Last week, after a particularly satisfying purge, I was calming sitting at my desk, hard at work at some Serious Work Stuff (which may or may not have included updating my Facebook status and checking Twitter) when I heard a loud gasp pierce the calm: “MOM!!” shouted my six year old son in shock and horror. “What! What’s wrong?” I yelled back, envisioning all sorts of catastrophes.
“SOMEONE THREW THE BEAUTIFUL WOODEN TREE I MADE IN THE DUSTBIN!!”
Mental note to self: When doing desk-purge, always remove evidence immediately.
“Oh dear!” I replied, scrambling for a victim on which to lay the blame. “It must have been... the baby! You know how he likes to throw everything in the bin, silly boy”, I replied nervously.
“Here, let me put it on your desk next to you. Thank goodness I found it, hey Mom!” Thank goodness indeed.*Sob* Back on the desk went the very-sweet, but totally-without-any-usefulness wooden tree.
Yes, I am ashamed to admit it, but I don’t keep all my children’s artwork. In fact, I bin the majority of it. If I were a better mom who spent less time at her desk working (and checking Facebook while drinking her Chardonnay), I would be labelling all their artwork with their names and the dates of their beautiful creations, and filing it away for when they are older.
I suppose I could get some kind of system set up to file and store their (mountains) of artwork that didn’t involve (a) my desk or (b) the dustbin, but where would I store the artwork store? I know what would happen, the artwork file would somehow find its way back to my study and add even more clutter to my lovely me-time room. No, I can’t take the chance.
Luckily for me, modern technology has saved my mother-cred to a degree. I am now able to scan some of their drawings and save it on my computer’s hard drive. A few kilobytes of data is so much easier to store than an A4 piece of paper with Picassoesque-like scribbles. Unfortunately the scanning thing doesn’t work as well on wooden trees with bits of mosaic stuck on it.

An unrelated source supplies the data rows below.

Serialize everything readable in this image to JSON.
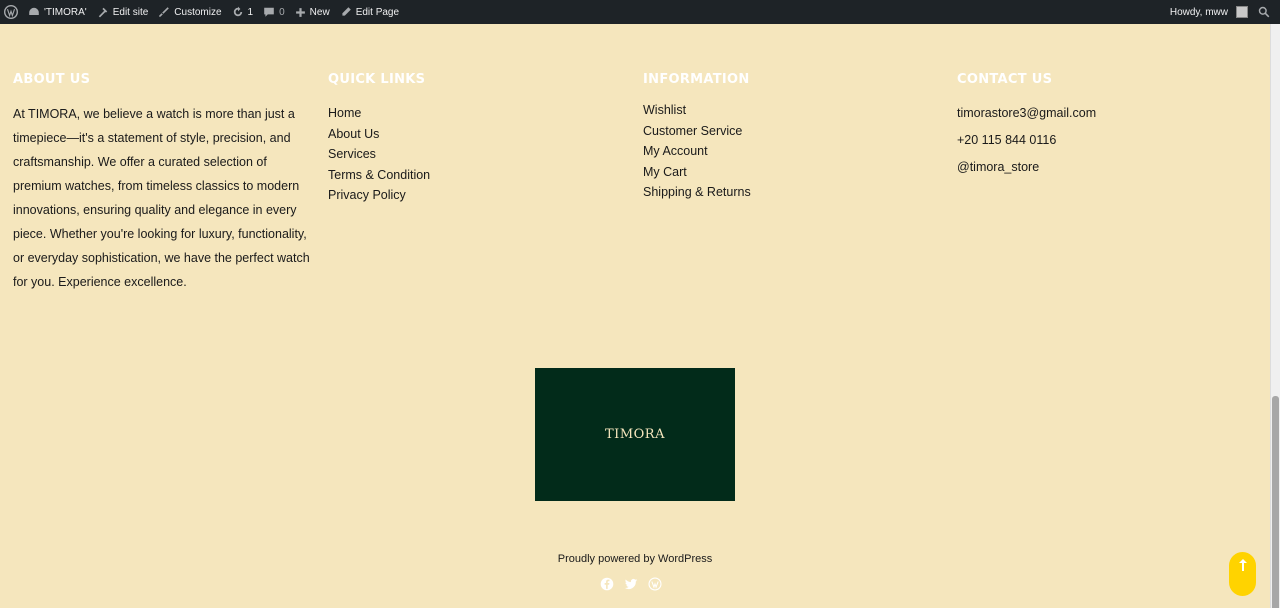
{
  "adminbar": {
    "site_name": "'TIMORA'",
    "edit_site": "Edit site",
    "customize": "Customize",
    "updates_count": "1",
    "comments_count": "0",
    "new": "New",
    "edit_page": "Edit Page",
    "howdy": "Howdy, mww"
  },
  "footer": {
    "about": {
      "title": "ABOUT US",
      "text": "At TIMORA, we believe a watch is more than just a timepiece—it's a statement of style, precision, and craftsmanship. We offer a curated selection of premium watches, from timeless classics to modern innovations, ensuring quality and elegance in every piece. Whether you're looking for luxury, functionality, or everyday sophistication, we have the perfect watch for you. Experience excellence."
    },
    "quick_links": {
      "title": "QUICK LINKS",
      "items": [
        "Home",
        "About Us",
        "Services",
        "Terms & Condition",
        "Privacy Policy"
      ]
    },
    "information": {
      "title": "INFORMATION",
      "items": [
        "Wishlist",
        "Customer Service",
        "My Account",
        "My Cart",
        "Shipping & Returns"
      ]
    },
    "contact": {
      "title": "CONTACT US",
      "items": [
        "timorastore3@gmail.com",
        "+20 115 844 0116",
        "@timora_store"
      ]
    },
    "logo_text": "TIMORA",
    "powered": "Proudly powered by WordPress"
  },
  "colors": {
    "background": "#f5e6bd",
    "adminbar": "#1e2327",
    "logo_bg": "#022b1a",
    "to_top": "#ffd300"
  }
}
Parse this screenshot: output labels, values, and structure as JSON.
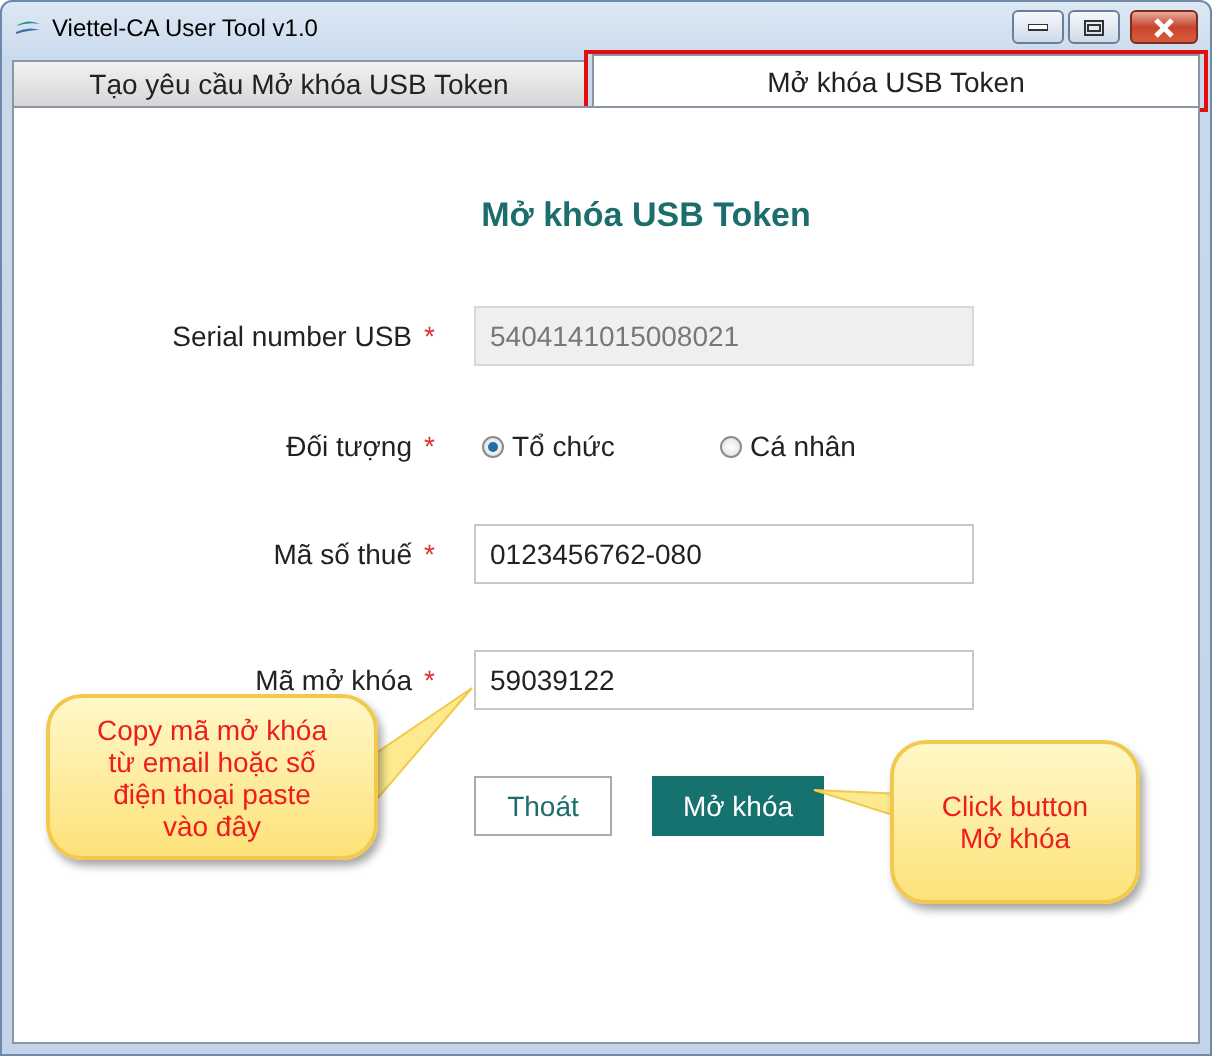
{
  "window": {
    "title": "Viettel-CA User Tool v1.0"
  },
  "tabs": [
    {
      "label": "Tạo yêu cầu Mở khóa USB Token",
      "selected": false,
      "highlighted": false
    },
    {
      "label": "Mở khóa USB Token",
      "selected": true,
      "highlighted": true
    }
  ],
  "form": {
    "heading": "Mở khóa USB Token",
    "fields": [
      {
        "kind": "text",
        "label": "Serial number USB",
        "required_mark": "*",
        "value": "5404141015008021",
        "disabled": true
      },
      {
        "kind": "radio",
        "label": "Đối tượng",
        "required_mark": "*",
        "options": [
          {
            "label": "Tổ chức",
            "selected": true
          },
          {
            "label": "Cá nhân",
            "selected": false
          }
        ]
      },
      {
        "kind": "text",
        "label": "Mã số thuế",
        "required_mark": "*",
        "value": "0123456762-080",
        "disabled": false
      },
      {
        "kind": "text",
        "label": "Mã mở khóa",
        "required_mark": "*",
        "value": "59039122",
        "disabled": false
      }
    ]
  },
  "buttons": [
    {
      "label": "Thoát",
      "kind": "secondary"
    },
    {
      "label": "Mở khóa",
      "kind": "primary"
    }
  ],
  "callouts": [
    {
      "text": "Copy mã mở khóa từ email hoặc số điện thoại paste vào đây"
    },
    {
      "text": "Click button Mở khóa"
    }
  ]
}
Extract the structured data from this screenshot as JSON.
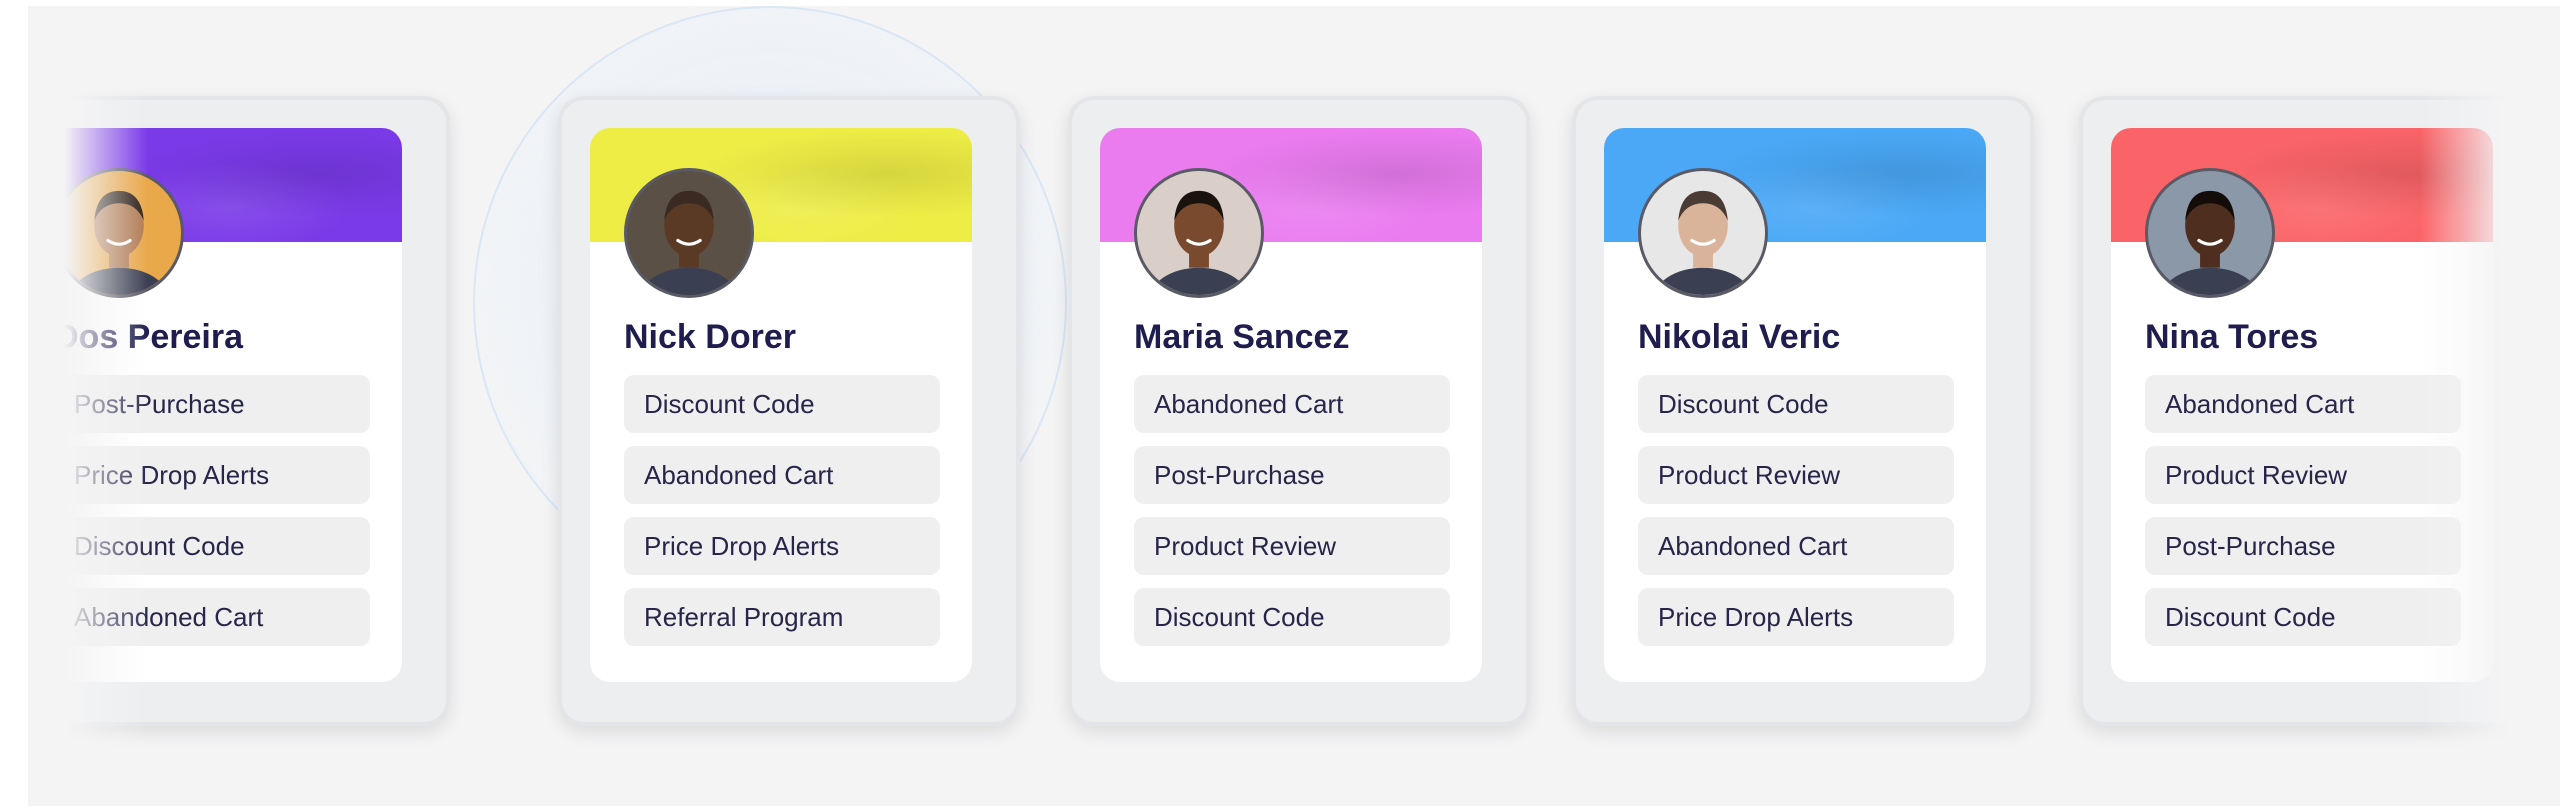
{
  "cards": [
    {
      "name": "Dos Pereira",
      "banner_color": "#7a3ae8",
      "avatar_bg": "#e9a84a",
      "skin": "#b07a52",
      "hair": "#2a1d14",
      "tags": [
        "Post-Purchase",
        "Price Drop Alerts",
        "Discount Code",
        "Abandoned Cart"
      ]
    },
    {
      "name": "Nick Dorer",
      "banner_color": "#eded46",
      "avatar_bg": "#5b5045",
      "skin": "#5a3a25",
      "hair": "#3a2a22",
      "tags": [
        "Discount Code",
        "Abandoned Cart",
        "Price Drop Alerts",
        "Referral Program"
      ]
    },
    {
      "name": "Maria Sancez",
      "banner_color": "#ea7cf0",
      "avatar_bg": "#d9cfc8",
      "skin": "#7a4a2e",
      "hair": "#1a120c",
      "tags": [
        "Abandoned Cart",
        "Post-Purchase",
        "Product Review",
        "Discount Code"
      ]
    },
    {
      "name": "Nikolai Veric",
      "banner_color": "#4aa8f6",
      "avatar_bg": "#e7e7e7",
      "skin": "#d9b39a",
      "hair": "#4a3c34",
      "tags": [
        "Discount Code",
        "Product Review",
        "Abandoned Cart",
        "Price Drop Alerts"
      ]
    },
    {
      "name": "Nina Tores",
      "banner_color": "#fa6468",
      "avatar_bg": "#8a98a8",
      "skin": "#4e2e1e",
      "hair": "#140c08",
      "tags": [
        "Abandoned Cart",
        "Product Review",
        "Post-Purchase",
        "Discount Code"
      ]
    }
  ]
}
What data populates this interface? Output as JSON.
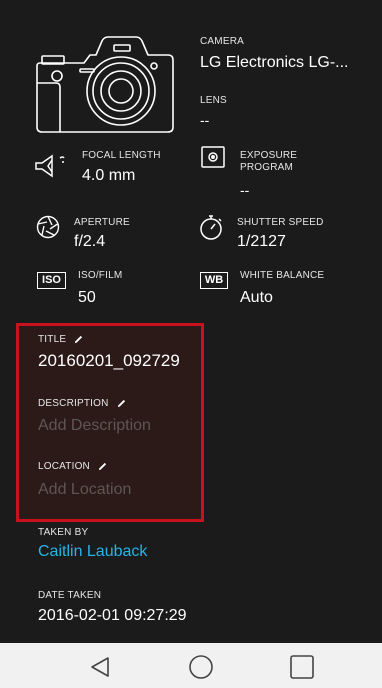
{
  "camera": {
    "label": "CAMERA",
    "value": "LG Electronics LG-..."
  },
  "lens": {
    "label": "LENS",
    "value": "--"
  },
  "focal_length": {
    "label": "FOCAL LENGTH",
    "value": "4.0 mm"
  },
  "exposure_program": {
    "label_line1": "EXPOSURE",
    "label_line2": "PROGRAM",
    "value": "--"
  },
  "aperture": {
    "label": "APERTURE",
    "value": "f/2.4"
  },
  "shutter_speed": {
    "label": "SHUTTER SPEED",
    "value": "1/2127"
  },
  "iso": {
    "badge": "ISO",
    "label": "ISO/FILM",
    "value": "50"
  },
  "white_balance": {
    "badge": "WB",
    "label": "WHITE BALANCE",
    "value": "Auto"
  },
  "editable": {
    "title": {
      "label": "TITLE",
      "value": "20160201_092729"
    },
    "description": {
      "label": "DESCRIPTION",
      "placeholder": "Add Description"
    },
    "location": {
      "label": "LOCATION",
      "placeholder": "Add Location"
    }
  },
  "taken_by": {
    "label": "TAKEN BY",
    "value": "Caitlin Lauback"
  },
  "date_taken": {
    "label": "DATE TAKEN",
    "value": "2016-02-01 09:27:29"
  },
  "colors": {
    "background": "#1b1b1b",
    "highlight_border": "#c8121d",
    "link": "#27b4e6",
    "navbar": "#f1f1f1"
  },
  "navbar": {
    "icons": [
      "back-icon",
      "home-icon",
      "recents-icon"
    ]
  }
}
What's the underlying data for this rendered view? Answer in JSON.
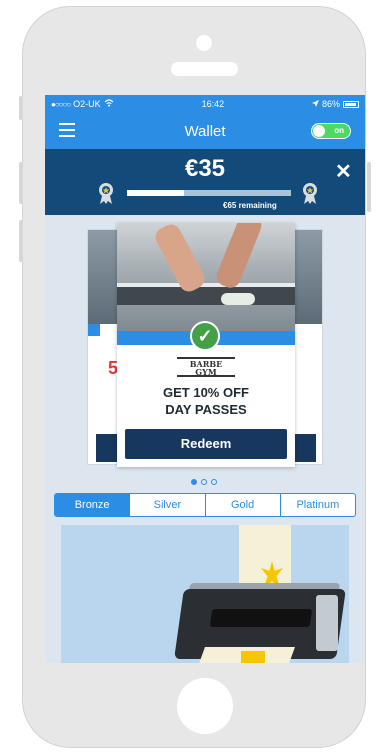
{
  "status": {
    "carrier": "O2-UK",
    "time": "16:42",
    "battery": "86%"
  },
  "nav": {
    "title": "Wallet",
    "toggle_label": "on"
  },
  "balance": {
    "amount": "€35",
    "remaining": "€65 remaining",
    "progress": 0.35
  },
  "card": {
    "logo_line1": "BARBE",
    "logo_line2": "GYM",
    "offer_line1": "GET 10% OFF",
    "offer_line2": "DAY PASSES",
    "redeem_label": "Redeem"
  },
  "carousel": {
    "pages": 3,
    "active_page": 0
  },
  "tiers": [
    "Bronze",
    "Silver",
    "Gold",
    "Platinum"
  ],
  "active_tier": "Bronze",
  "colors": {
    "brand_blue": "#2b8de3",
    "navy": "#124a7a",
    "button_navy": "#17375e",
    "success_green": "#43a047"
  },
  "icons": [
    "menu-icon",
    "wifi-icon",
    "location-arrow-icon",
    "battery-icon",
    "close-icon",
    "medal-icon",
    "checkmark-icon"
  ]
}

Yes, I will probably go straight to hell for throwing away my children’s artwork but at least my final resting place (my study) will be neat and tidy and free of clutter.
PS: In my defence, the wooden tree really wasn’t his best work.